Best Bull Depends on the Herd

Disposition and Maternal Traits Lead the Way in Selecting the Best Bull for Herd

The profitability of a commercial operation is heavily influenced by herd sire(s) genetics. (DTN/Progressive Farmer file photo by Becky Mills)

It's hard not to get sticker shock when purebred bulls are going for $10,000 to $12,000 a pop. But get caught up in the excitement and competition of a bull sale, and you may suddenly find yourself way over budget.

How much should you pay for a bull for a commercial herd? Like most things in business, it depends. There are certainly some old-school rules of thumb, such as don't pay more than four times the price of 500-pound feeder calf. But Florida's Ken Griner doesn't give much weight to those formulas in his cattle operation.

"We can spend a little more than some commercial buyers because we retain ownership," he says. "We get paid for the quality we create. But we can't be frivolous and compete with seedstock breeders unless we are buying the bull for our seedstock herd."

Finding that perfect animal is something Griner really enjoys. He joined the family operation, Usher Land and Timber, some 30 years ago. Once bull buying became one of his responsibilities, he says he's been trying to build the perfect animal for this hot, humid environment.

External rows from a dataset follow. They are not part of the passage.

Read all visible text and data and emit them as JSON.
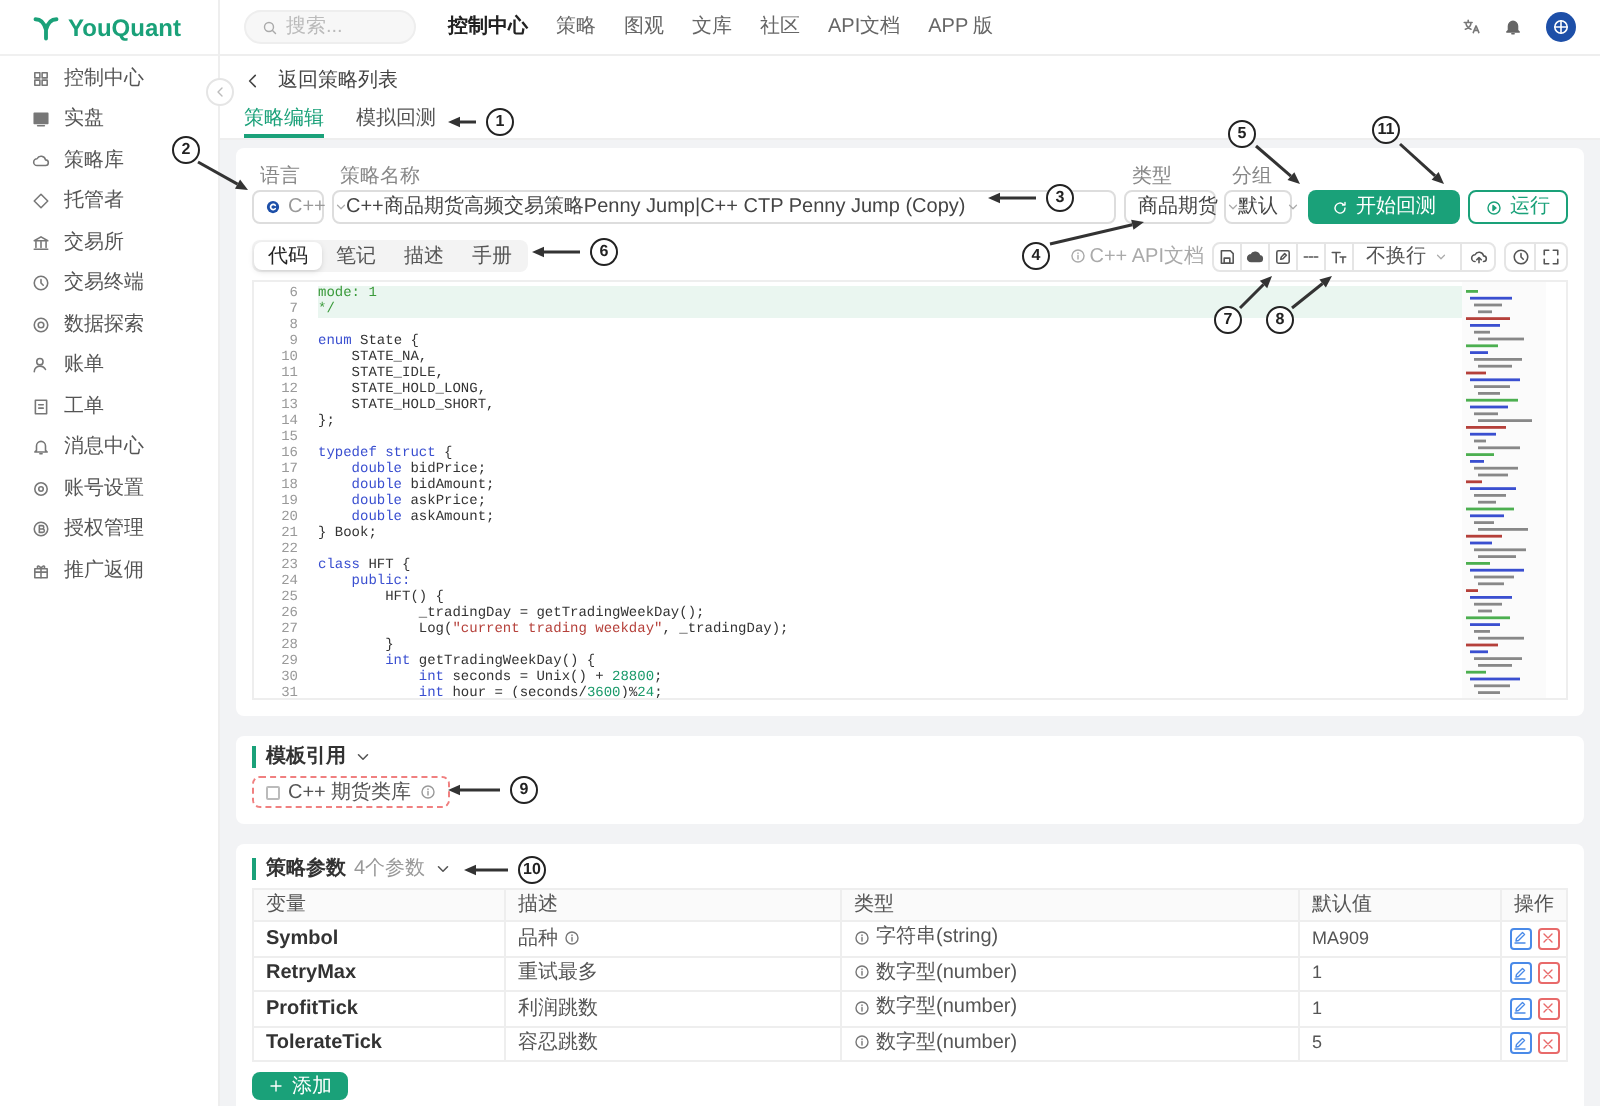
{
  "brand": {
    "name": "YouQuant"
  },
  "sidebar": {
    "items": [
      {
        "label": "控制中心"
      },
      {
        "label": "实盘"
      },
      {
        "label": "策略库"
      },
      {
        "label": "托管者"
      },
      {
        "label": "交易所"
      },
      {
        "label": "交易终端"
      },
      {
        "label": "数据探索"
      },
      {
        "label": "账单"
      },
      {
        "label": "工单"
      },
      {
        "label": "消息中心"
      },
      {
        "label": "账号设置"
      },
      {
        "label": "授权管理"
      },
      {
        "label": "推广返佣"
      }
    ]
  },
  "topbar": {
    "search": {
      "placeholder": "搜索..."
    },
    "nav": [
      {
        "label": "控制中心",
        "selected": true
      },
      {
        "label": "策略",
        "selected": false
      },
      {
        "label": "图观",
        "selected": false
      },
      {
        "label": "文库",
        "selected": false
      },
      {
        "label": "社区",
        "selected": false
      },
      {
        "label": "API文档",
        "selected": false
      },
      {
        "label": "APP 版",
        "selected": false
      }
    ]
  },
  "back_link": "返回策略列表",
  "tabs": [
    {
      "label": "策略编辑",
      "selected": true
    },
    {
      "label": "模拟回测",
      "selected": false
    }
  ],
  "form": {
    "language": {
      "label": "语言",
      "value": "C++",
      "disabled": true
    },
    "name": {
      "label": "策略名称",
      "value": "C++商品期货高频交易策略Penny Jump|C++ CTP Penny Jump (Copy)"
    },
    "type": {
      "label": "类型",
      "value": "商品期货"
    },
    "group": {
      "label": "分组",
      "value": "默认"
    },
    "buttons": [
      {
        "label": "开始回测",
        "kind": "primary"
      },
      {
        "label": "运行",
        "kind": "outline"
      }
    ]
  },
  "editor": {
    "tabs": [
      {
        "label": "代码",
        "selected": true
      },
      {
        "label": "笔记",
        "selected": false
      },
      {
        "label": "描述",
        "selected": false
      },
      {
        "label": "手册",
        "selected": false
      }
    ],
    "api_doc_link": "C++ API文档",
    "wrap_select": "不换行",
    "lines": [
      {
        "no": "6",
        "highlighted": true,
        "segments": [
          {
            "t": "mode: 1",
            "kind": "comment"
          }
        ]
      },
      {
        "no": "7",
        "highlighted": true,
        "segments": [
          {
            "t": "*/",
            "kind": "comment"
          }
        ]
      },
      {
        "no": "8",
        "highlighted": false
      },
      {
        "no": "9",
        "highlighted": false,
        "segments": [
          {
            "t": "enum",
            "kind": "keyword"
          },
          {
            "t": " State {",
            "kind": "plain"
          }
        ]
      },
      {
        "no": "10",
        "highlighted": false,
        "segments": [
          {
            "t": "    STATE_NA,",
            "kind": "plain"
          }
        ]
      },
      {
        "no": "11",
        "highlighted": false,
        "segments": [
          {
            "t": "    STATE_IDLE,",
            "kind": "plain"
          }
        ]
      },
      {
        "no": "12",
        "highlighted": false,
        "segments": [
          {
            "t": "    STATE_HOLD_LONG,",
            "kind": "plain"
          }
        ]
      },
      {
        "no": "13",
        "highlighted": false,
        "segments": [
          {
            "t": "    STATE_HOLD_SHORT,",
            "kind": "plain"
          }
        ]
      },
      {
        "no": "14",
        "highlighted": false,
        "segments": [
          {
            "t": "};",
            "kind": "plain"
          }
        ]
      },
      {
        "no": "15",
        "highlighted": false
      },
      {
        "no": "16",
        "highlighted": false,
        "segments": [
          {
            "t": "typedef struct",
            "kind": "keyword"
          },
          {
            "t": " {",
            "kind": "plain"
          }
        ]
      },
      {
        "no": "17",
        "highlighted": false,
        "segments": [
          {
            "t": "    double",
            "kind": "keyword"
          },
          {
            "t": " bidPrice;",
            "kind": "plain"
          }
        ]
      },
      {
        "no": "18",
        "highlighted": false,
        "segments": [
          {
            "t": "    double",
            "kind": "keyword"
          },
          {
            "t": " bidAmount;",
            "kind": "plain"
          }
        ]
      },
      {
        "no": "19",
        "highlighted": false,
        "segments": [
          {
            "t": "    double",
            "kind": "keyword"
          },
          {
            "t": " askPrice;",
            "kind": "plain"
          }
        ]
      },
      {
        "no": "20",
        "highlighted": false,
        "segments": [
          {
            "t": "    double",
            "kind": "keyword"
          },
          {
            "t": " askAmount;",
            "kind": "plain"
          }
        ]
      },
      {
        "no": "21",
        "highlighted": false,
        "segments": [
          {
            "t": "} Book;",
            "kind": "plain"
          }
        ]
      },
      {
        "no": "22",
        "highlighted": false
      },
      {
        "no": "23",
        "highlighted": false,
        "segments": [
          {
            "t": "class",
            "kind": "keyword"
          },
          {
            "t": " HFT {",
            "kind": "plain"
          }
        ]
      },
      {
        "no": "24",
        "highlighted": false,
        "segments": [
          {
            "t": "    public:",
            "kind": "keyword"
          }
        ]
      },
      {
        "no": "25",
        "highlighted": false,
        "segments": [
          {
            "t": "        HFT() {",
            "kind": "plain"
          }
        ]
      },
      {
        "no": "26",
        "highlighted": false,
        "segments": [
          {
            "t": "            _tradingDay = getTradingWeekDay();",
            "kind": "plain"
          }
        ]
      },
      {
        "no": "27",
        "highlighted": false,
        "segments": [
          {
            "t": "            Log(",
            "kind": "plain"
          },
          {
            "t": "\"current trading weekday\"",
            "kind": "string"
          },
          {
            "t": ", _tradingDay);",
            "kind": "plain"
          }
        ]
      },
      {
        "no": "28",
        "highlighted": false,
        "segments": [
          {
            "t": "        }",
            "kind": "plain"
          }
        ]
      },
      {
        "no": "29",
        "highlighted": false,
        "segments": [
          {
            "t": "        int",
            "kind": "keyword"
          },
          {
            "t": " getTradingWeekDay() {",
            "kind": "plain"
          }
        ]
      },
      {
        "no": "30",
        "highlighted": false,
        "segments": [
          {
            "t": "            int",
            "kind": "keyword"
          },
          {
            "t": " seconds = Unix() + ",
            "kind": "plain"
          },
          {
            "t": "28800",
            "kind": "number"
          },
          {
            "t": ";",
            "kind": "plain"
          }
        ]
      },
      {
        "no": "31",
        "highlighted": false,
        "segments": [
          {
            "t": "            int",
            "kind": "keyword"
          },
          {
            "t": " hour = (seconds/",
            "kind": "plain"
          },
          {
            "t": "3600",
            "kind": "number"
          },
          {
            "t": ")%",
            "kind": "plain"
          },
          {
            "t": "24",
            "kind": "number"
          },
          {
            "t": ";",
            "kind": "plain"
          }
        ]
      }
    ]
  },
  "template_section": {
    "title": "模板引用",
    "expanded": true,
    "items": [
      {
        "label": "C++ 期货类库",
        "checked": false
      }
    ]
  },
  "params_section": {
    "title": "策略参数",
    "count": "4个参数",
    "expanded": true,
    "columns": [
      "变量",
      "描述",
      "类型",
      "默认值",
      "操作"
    ],
    "rows": [
      {
        "variable": "Symbol",
        "description": "品种",
        "description_hint": true,
        "type": "字符串(string)",
        "default": "MA909"
      },
      {
        "variable": "RetryMax",
        "description": "重试最多",
        "description_hint": false,
        "type": "数字型(number)",
        "default": "1"
      },
      {
        "variable": "ProfitTick",
        "description": "利润跳数",
        "description_hint": false,
        "type": "数字型(number)",
        "default": "1"
      },
      {
        "variable": "TolerateTick",
        "description": "容忍跳数",
        "description_hint": false,
        "type": "数字型(number)",
        "default": "5"
      }
    ],
    "add_button": "添加"
  },
  "callouts": [
    {
      "number": "1"
    },
    {
      "number": "2"
    },
    {
      "number": "3"
    },
    {
      "number": "4"
    },
    {
      "number": "5"
    },
    {
      "number": "6"
    },
    {
      "number": "7"
    },
    {
      "number": "8"
    },
    {
      "number": "9"
    },
    {
      "number": "10"
    },
    {
      "number": "11"
    }
  ]
}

Maternal characteristics are key in the heifers the Chiefland operation produces. Bulls here need strong genetics for calving ease and fertility, a moderate frame, good structure, an above-average scrotal circumference, (an indicator of age of puberty in the heifers sired by a bull), marbling, rib-eye size, and disposition.

"You have to have disposition," Griner stresses. "We have bred for this so long, sometimes at processing you have to get off your horse to move the calves, or otherwise they'll just stand there and look at you."

Disposition is the trait University of Nebraska Extension Beef Genetics specialist Matthew Spangler likes to start with when evaluating bulls. Along with that, he says it's important to consider how an operation markets as well as how much better genetically one bull is than the others in a sale.

As a practical matter, he says, producers should consider how many cows will be exposed to the bull and take that into their calculations, as well.

"You can pay more if you can spread him out over more cows," he explains. "If you have 20 cows, you can't afford to spend as much as someone who can expose him to more than 20 cows. And if you can get him custom collected, use him as an AI (artificial insemination) sire, and also as a natural service sire, you can pay more, because you're able to spread the cost over more cows."


In Griner's case, he, his son, Korey, and long-time friend R.D. Skelton, each go over sales catalogs. They start by choosing the seedstock supplier they want to buy from. Exact EPDs they require on a bull are determined by whether the sire will be used on replacement heifers, in their terminal cross herd or in their composite operation. They look for bulls well above average for their respective breeds.

"We can't buy average bulls and grow the kind of calves we need," says Griner, adding that after they narrow their selections, whoever goes to the sale gives those bulls the once over. "They have to pass the eye test, too," he says.

Next comes the hard part. The person attending the sale takes a seat in the stands and tries to practice patience.

"Most of the time, you can be patient and some of the good bulls will fall through the cracks. If you don't actually go to the sale, you can't do that," Griner says. He points to a yearling Angus bull in a catalog that got a thumbs up from both Ken and Korey. It came from a cow family they favored, and it passed the eye test. The young bull was a bit lower down in the sale order. While Griner expected to pay at least $5,000 to $6,000 for him, Korey was able to seal the deal at $4,000.


For the Charolais bulls that go into their composite breeds, as well as Angus bulls for their heifers, Griner relies on a Kansas breeder. "He eliminates the opportunity for me to make mistakes," he says. "He takes care of legs, udder, structure, and then I don't have to worry about them."

An Angus breeder in South Carolina supplies bulls for clean-up duty after replacement heifers are AIed. "They like what we like," Griner notes. "Good, proven genetics from proven cow families, moderate framed cattle. They work."

Travis Mitchell, Clemson University area livestock and forages agent, says when he's buying bulls for his own 200-cow commercial herd, he too places a lot of value on the seedstock producer.

"My seedstock supplier works tirelessly for their customers, and the sale doesn't stop when the bull leaves their farm," he adds. "They stand behind the bulls and help find ways to market the offspring from their genetics. That counts for a lot."